Dandelions can reproduce asexually, without pollination, which means that a random mutation can create a new ‘microspecies’. There are several hundred of these microspecies but all have the familiar yellow flowers, toothed leaves and sappy stems. Despite their reputation as a persistent weed, dandelions have benefits for gardens attracting bees, moths and butterflies, particularly early in the year when other flowers are scarce. The long tap roots that make them hard to dig up help bring minerals and nitrogen within reach of more shallowly-rooted plants. All parts of the plant are edible: the petals can be made into biscuits and desserts, dandelion wine, or added to salads along with the leaves, which can also be blanched like spinach. The roots can be ground to make ersatz coffee and feature in soft drinks like dandelion and burdock or root beer. Dandelions contain a wealth of minerals and vitamins but are diuretic, hence the French nickname pis-en-lit.
Of the many other yellow daisies, these are some of the more common ones here:
Catsear has irregular bracts with tiny dark bristles on the tips and hairy leaves (Hawkweeds also have bracts in several rows, but without the bristly black tips).

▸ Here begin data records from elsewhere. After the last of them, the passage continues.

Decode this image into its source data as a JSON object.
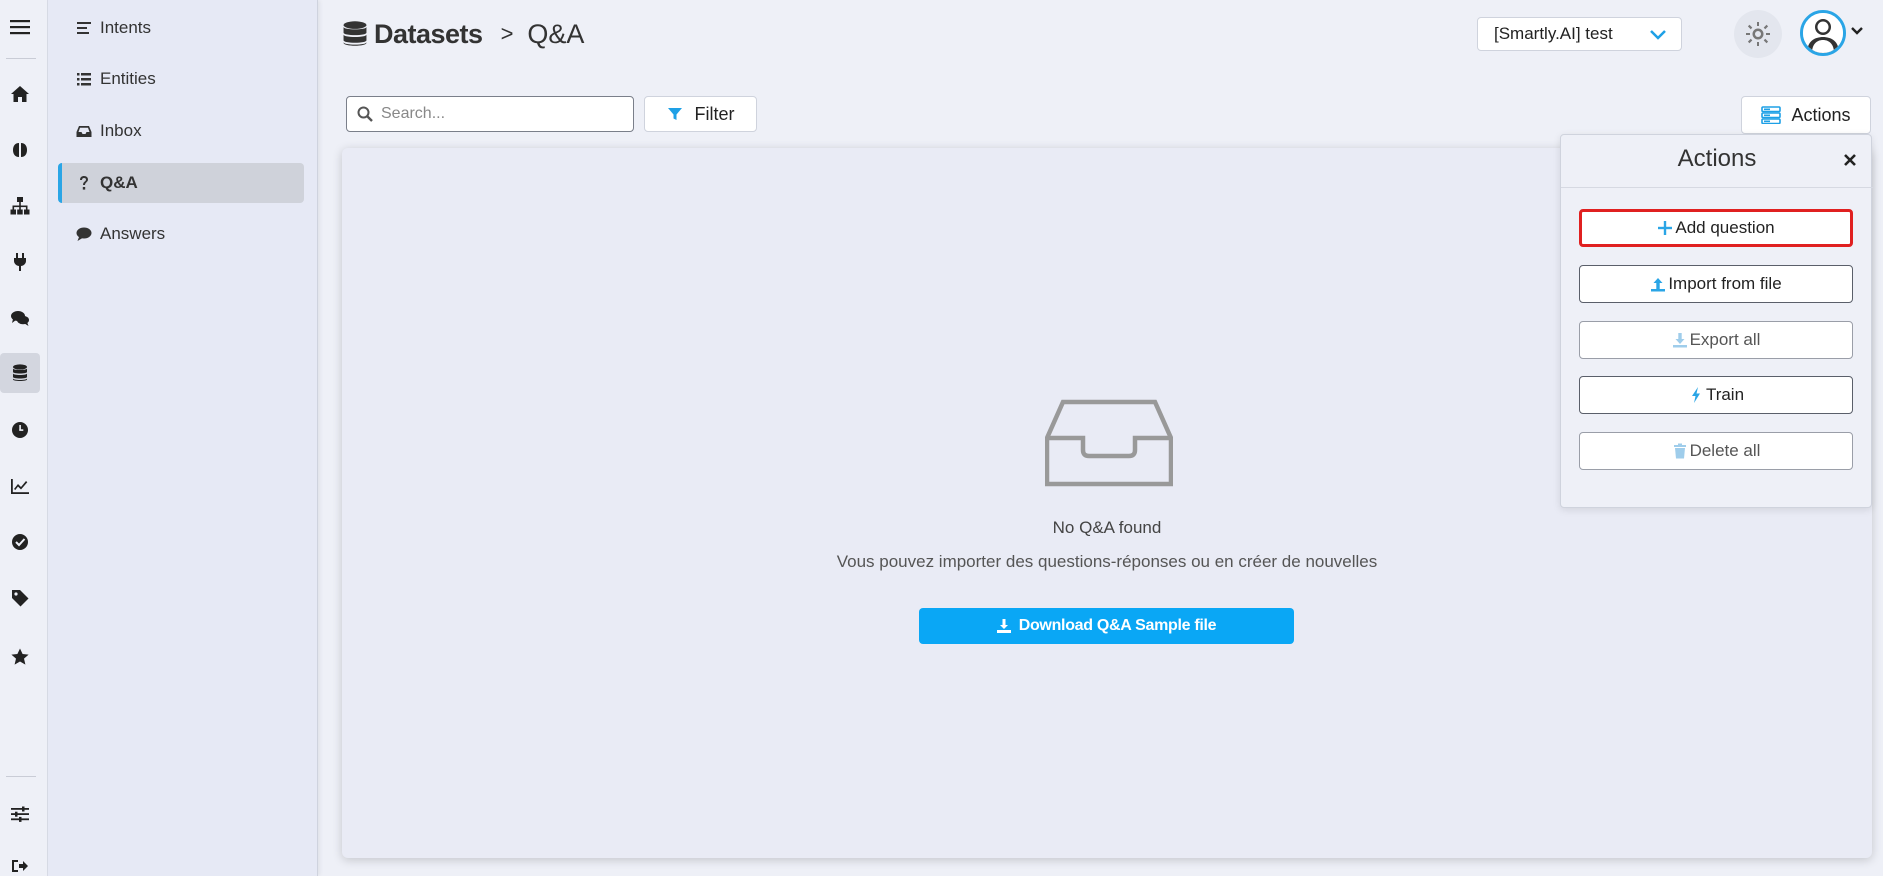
{
  "rail": {
    "icons": [
      "menu-icon",
      "home-icon",
      "brain-icon",
      "sitemap-icon",
      "plug-icon",
      "comments-icon",
      "database-icon",
      "clock-icon",
      "chart-line-icon",
      "check-circle-icon",
      "tag-icon",
      "star-icon",
      "sliders-icon",
      "sign-out-icon"
    ],
    "active": "database-icon"
  },
  "sidebar": {
    "items": [
      {
        "label": "Intents",
        "icon": "align-left-icon"
      },
      {
        "label": "Entities",
        "icon": "list-icon"
      },
      {
        "label": "Inbox",
        "icon": "inbox-icon"
      },
      {
        "label": "Q&A",
        "icon": "question-icon"
      },
      {
        "label": "Answers",
        "icon": "comment-icon"
      }
    ],
    "active": "Q&A"
  },
  "header": {
    "breadcrumb_root": "Datasets",
    "breadcrumb_sep": ">",
    "breadcrumb_current": "Q&A",
    "bot_select_value": "[Smartly.AI] test"
  },
  "toolbar": {
    "search_placeholder": "Search...",
    "filter_label": "Filter",
    "actions_label": "Actions"
  },
  "empty_state": {
    "title": "No Q&A found",
    "subtitle": "Vous pouvez importer des questions-réponses ou en créer de nouvelles",
    "download_label": "Download Q&A Sample file"
  },
  "actions_panel": {
    "title": "Actions",
    "buttons": [
      {
        "label": "Add question",
        "icon": "plus-icon",
        "state": "highlighted"
      },
      {
        "label": "Import from file",
        "icon": "upload-icon",
        "state": "enabled"
      },
      {
        "label": "Export all",
        "icon": "download-icon",
        "state": "disabled"
      },
      {
        "label": "Train",
        "icon": "bolt-icon",
        "state": "enabled"
      },
      {
        "label": "Delete all",
        "icon": "trash-icon",
        "state": "disabled"
      }
    ]
  },
  "colors": {
    "accent": "#0aa7f5",
    "highlight": "#e02020",
    "background": "#eef0f7"
  }
}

Goatsbeard grows prolifically on the verge between Bittaford and Ivybridge station. The large flowers open only in morning sun and are framed by longer bracts that make the unopened buds a distinctive shape. The handsome seed heads are about the size of tennis balls.
Hawksbeards have bracts in two rows, with the shorter bracts of beaked hawksbeard and rough hawksbeard spreading outwards and those of smooth hawksbeard upright and neater.
Beaked hawksbeard: Note red-striped underneaths of the petals in bud, hairy lower stems and triangular stem leaves that clasp the stem.
Smooth hawksbeard: leaves a mix of smooth and pointy-lobed, with stem leaves that have free rather than clasping basal lobes (see left-hand picture).
Rough hawksbeard is growing along Bittaford Road. Note bristly longer bracts and spreading shorter bracts, ridged stem, and large shaggy flowers.
There are over 400 hawkweeds. They are generally hairy with bracts in several rows (like catsear, unlike hawksbeards), leaves that are sometimes toothed but not lobed, and several flowers per stem.
Mouse-ear hawkweed is distinctive, with leaves that have furry undersides and long white hairs above. Note the black glandular hairs on the bracts of the flower. This plant was photographed on Dartmoor.
Nipplewort is abundant throughout the summer, with many branched flower stems, smooth green buds, small yellow flowers, and distinctive leaves with the upper leaves roundly triangular and the lower leaves having a pair of rounded lobes at the base.
Smooth sowthistle is also abundant. Note how the leaves clasp the stems. Prickly sowthistle is similar but with obviously prickly leaves. Perennial sowthistle has larger flowers and glossy leaves with soft prickles (flowers mid-July onwards).
Common ragwort and groundsel:
Common fleabane and tansy: